Patchwork pieces are cut with an additional ¼'' seam allowance on all sides. The cutting instructions for all the Sewcial Bee Sampler blocks have already included the seam allowances.

The term finished block or finished size refers to a block once it's sewn together. This reference no longer includes the seam allowances in the final measurement. A finished quilt can vary in size from the actual given size on the instructions because of variations in sewing, quilting, and shrinkage. Before we sew the Sewcial Bee Sampler blocks into the sashing setting and finish our quilt top, all the blocks (with framing, if applicable) should be measuring at an unfinished 12-1/2" square. 

Checking the accuracy of your ¼'' seam allowance before you start sewing is an important first step in achieving perfect patchwork. If your seam allowance is off, too wide or too narrow, by even a fraction these small amounts can add up to significant differences when piecing blocks and assembling a quilt. Stitching with a ¼'' presser foot does not guarantee an accurate seam allowance and a test should be done to understand what adjustments, if any, are needed before beginning your patchwork project.

An easy way to see if your sewing machine is hitting the ¼'' mark is to place a sheet of quarter-inch rule graph paper under the needle on your machine and lower the needle to where two perpendicular lines intersect and cross.

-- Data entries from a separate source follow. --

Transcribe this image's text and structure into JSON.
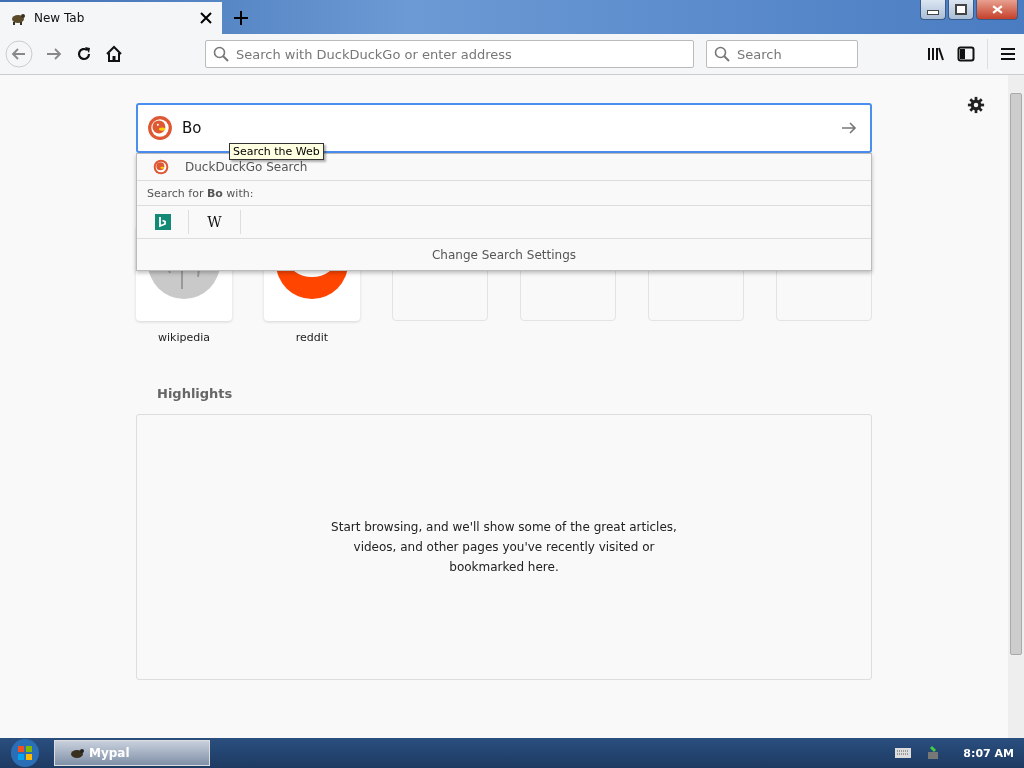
{
  "tab": {
    "title": "New Tab"
  },
  "toolbar": {
    "address_placeholder": "Search with DuckDuckGo or enter address",
    "search_placeholder": "Search"
  },
  "search": {
    "value": "Bo",
    "tooltip": "Search the Web"
  },
  "dropdown": {
    "suggestion": "DuckDuckGo Search",
    "search_for": "Search for **Bo** with:",
    "engines": [
      {
        "kind": "bing"
      },
      {
        "kind": "wikipedia",
        "glyph": "W"
      }
    ],
    "settings": "Change Search Settings"
  },
  "top_sites": [
    {
      "kind": "wikipedia",
      "label": "wikipedia"
    },
    {
      "kind": "reddit",
      "label": "reddit"
    },
    {
      "kind": "empty"
    },
    {
      "kind": "empty"
    },
    {
      "kind": "empty"
    },
    {
      "kind": "empty"
    }
  ],
  "highlights": {
    "title": "Highlights",
    "message": "Start browsing, and we'll show some of the great articles, videos, and other pages you've recently visited or bookmarked here."
  },
  "taskbar": {
    "app": "Mypal",
    "clock": "8:07 AM"
  }
}
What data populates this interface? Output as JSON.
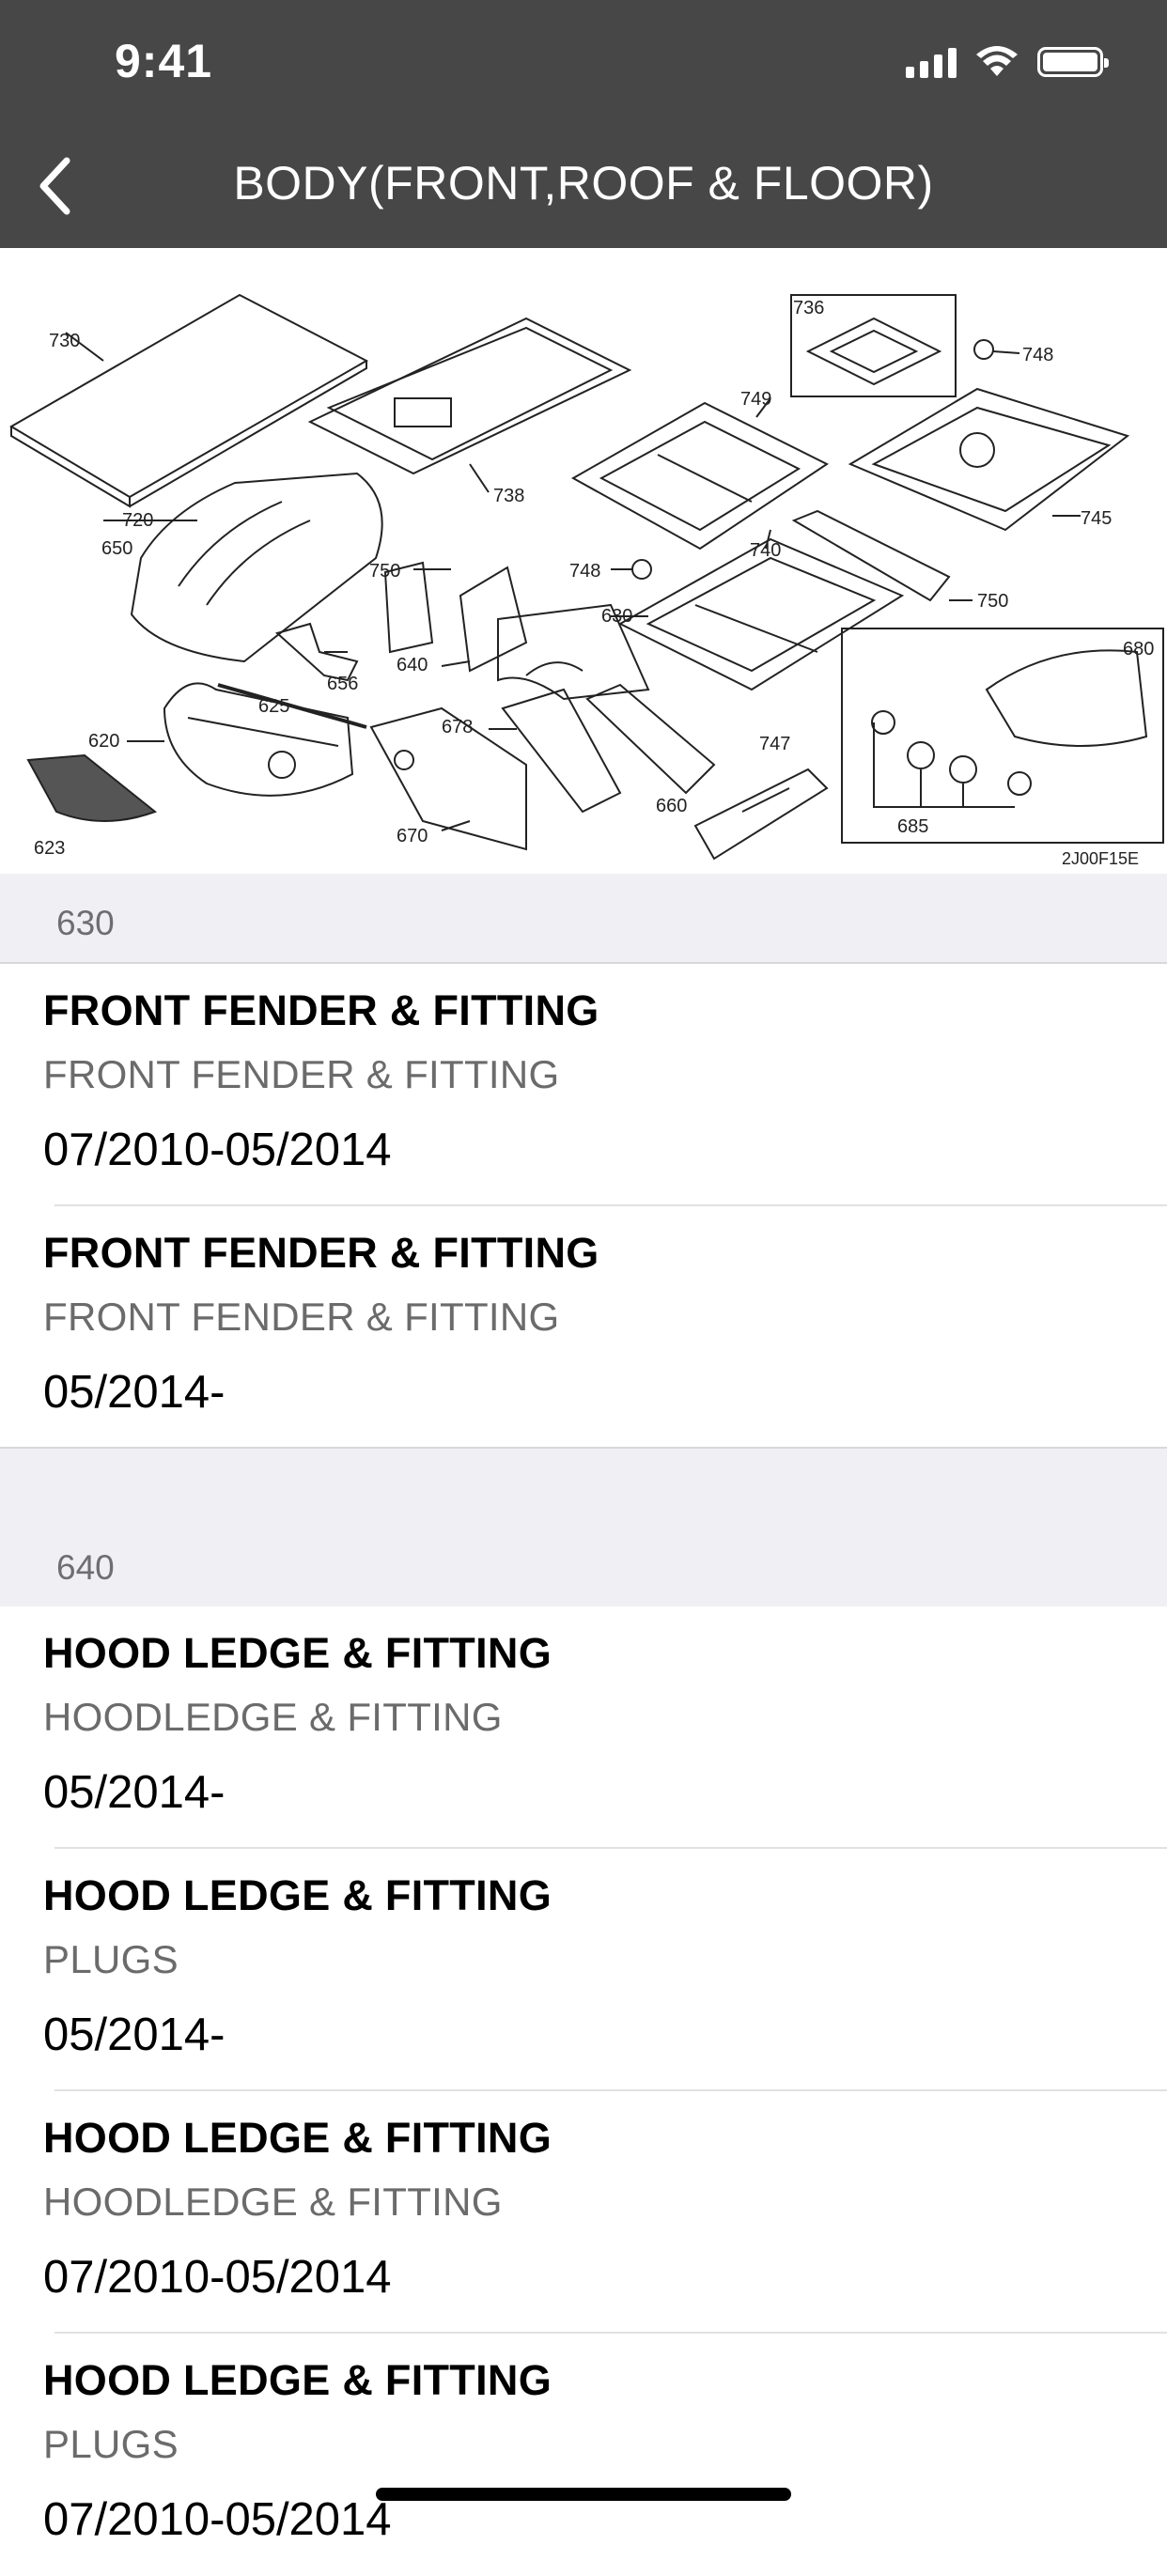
{
  "status_bar": {
    "time": "9:41"
  },
  "nav": {
    "title": "BODY(FRONT,ROOF & FLOOR)"
  },
  "diagram": {
    "labels": {
      "l730": "730",
      "l736": "736",
      "l748a": "748",
      "l749": "749",
      "l738": "738",
      "l745": "745",
      "l720": "720",
      "l650": "650",
      "l750a": "750",
      "l748b": "748",
      "l740": "740",
      "l630": "630",
      "l750b": "750",
      "l640": "640",
      "l680": "680",
      "l656": "656",
      "l625": "625",
      "l620": "620",
      "l678": "678",
      "l747": "747",
      "l660": "660",
      "l670": "670",
      "l685": "685",
      "l623": "623",
      "code": "2J00F15E"
    }
  },
  "sections": [
    {
      "code": "630",
      "items": [
        {
          "name": "FRONT FENDER & FITTING",
          "desc": "FRONT FENDER & FITTING",
          "date": "07/2010-05/2014"
        },
        {
          "name": "FRONT FENDER & FITTING",
          "desc": "FRONT FENDER & FITTING",
          "date": "05/2014-"
        }
      ]
    },
    {
      "code": "640",
      "items": [
        {
          "name": "HOOD LEDGE & FITTING",
          "desc": "HOODLEDGE & FITTING",
          "date": "05/2014-"
        },
        {
          "name": "HOOD LEDGE & FITTING",
          "desc": "PLUGS",
          "date": "05/2014-"
        },
        {
          "name": "HOOD LEDGE & FITTING",
          "desc": "HOODLEDGE & FITTING",
          "date": "07/2010-05/2014"
        },
        {
          "name": "HOOD LEDGE & FITTING",
          "desc": "PLUGS",
          "date": "07/2010-05/2014"
        }
      ]
    }
  ]
}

If the right edge of the presser foot aligns with the closest quarter-inch mark then no further action is needed.

If you don't have a proper ¼'' presser foot, you can always mark out ¼'' seam allowances using a specially marked ruler. This works well for marking stitch lines when sewing half-square triangles, but can be time consuming.

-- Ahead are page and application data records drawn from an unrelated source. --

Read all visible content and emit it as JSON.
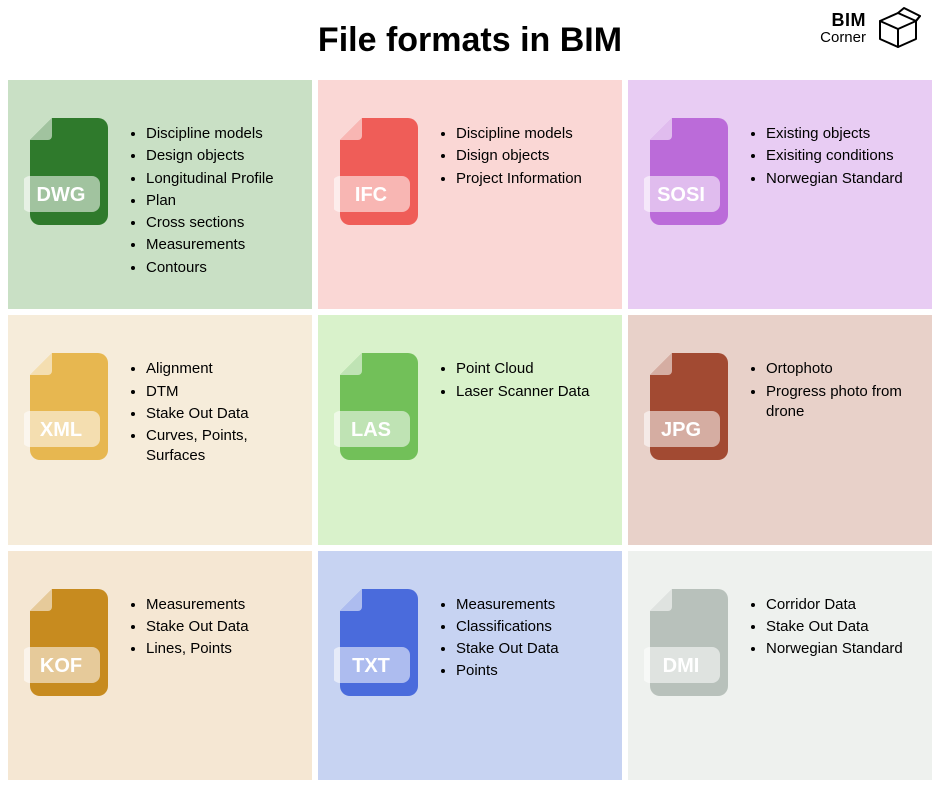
{
  "title": "File formats in BIM",
  "brand": {
    "line1": "BIM",
    "line2": "Corner"
  },
  "cards": [
    {
      "id": "dwg",
      "label": "DWG",
      "bg": "bg-dwg",
      "icon": "#2f7a2c",
      "items": [
        "Discipline models",
        "Design objects",
        "Longitudinal Profile",
        "Plan",
        "Cross sections",
        "Measurements",
        "Contours"
      ]
    },
    {
      "id": "ifc",
      "label": "IFC",
      "bg": "bg-ifc",
      "icon": "#ef5d58",
      "items": [
        "Discipline models",
        "Disign objects",
        "Project Information"
      ]
    },
    {
      "id": "sosi",
      "label": "SOSI",
      "bg": "bg-sosi",
      "icon": "#bb6bd9",
      "items": [
        "Existing objects",
        "Exisiting conditions",
        "Norwegian Standard"
      ]
    },
    {
      "id": "xml",
      "label": "XML",
      "bg": "bg-xml",
      "icon": "#e7b750",
      "items": [
        "Alignment",
        "DTM",
        "Stake Out Data",
        "Curves, Points, Surfaces"
      ]
    },
    {
      "id": "las",
      "label": "LAS",
      "bg": "bg-las",
      "icon": "#72c059",
      "items": [
        "Point Cloud",
        "Laser Scanner Data"
      ]
    },
    {
      "id": "jpg",
      "label": "JPG",
      "bg": "bg-jpg",
      "icon": "#a24a32",
      "items": [
        "Ortophoto",
        "Progress photo from drone"
      ]
    },
    {
      "id": "kof",
      "label": "KOF",
      "bg": "bg-kof",
      "icon": "#c78b1f",
      "items": [
        "Measurements",
        "Stake Out Data",
        "Lines, Points"
      ]
    },
    {
      "id": "txt",
      "label": "TXT",
      "bg": "bg-txt",
      "icon": "#4a6bdc",
      "items": [
        "Measurements",
        "Classifications",
        "Stake Out Data",
        "Points"
      ]
    },
    {
      "id": "dmi",
      "label": "DMI",
      "bg": "bg-dmi",
      "icon": "#b8c1bb",
      "items": [
        "Corridor Data",
        "Stake Out Data",
        "Norwegian Standard"
      ]
    }
  ]
}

To adjust your sewing machine, try these steps: If the right edge of the presser foot extends beyond the nearest quarter-inch mark and your machine has the ability to move the needle side to side adjust the needle position to the left until the right side of the presser foot aligns at the quarter-inch mark. Make note of this adjustment and reset your needle position each time you need a ¼'' seam allowance for sewing. Likewise, if the initial position test shows the presser foot to the left of the mark move the needle position to the right to adjust placement.

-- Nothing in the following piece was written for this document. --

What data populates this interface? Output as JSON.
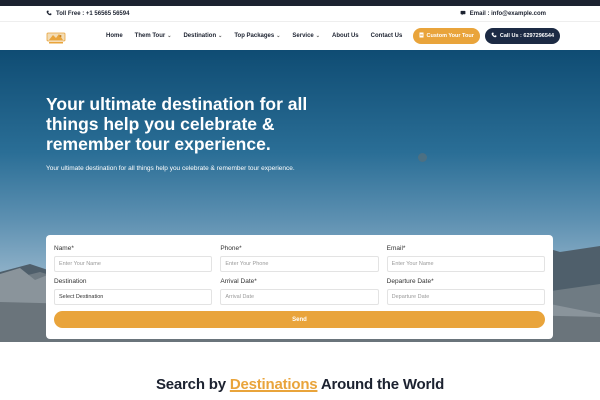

If you are unable to re-position your sewing machine needle then placing a temporary tape guide on your sewing machine the throat plate will help you keep the edge of your patchwork straight and aligned for accurate ¼'' seam allowances.

Next time I will give some basic pinning and pressing tips. Just remember, accurate cutting and precise seam allowances will make piecing so much more enjoyable. Less frustration means more time playing with fabrics and planning your next block!


If you've been following my posts on Instagram @sharonhollanddesigns then you know I've now started 2 sampler quilts! The second quilt will feature fabrics from my first four Art Gallery Fabrics collections: Gossamer, Sketchbook, Coastline, and Tapestry plus two new fabrics recently release in the new AGF Fusions lines. Fusions are re-colorings of the most popular AGF prints from the different AGF designers and regrouped into fresh and fun mini collections. 

Don't forget to visit Maureen's blog to enter this week's giveaway (ending Monday). Wednesday we will be releasing block #3! 

Happy sewing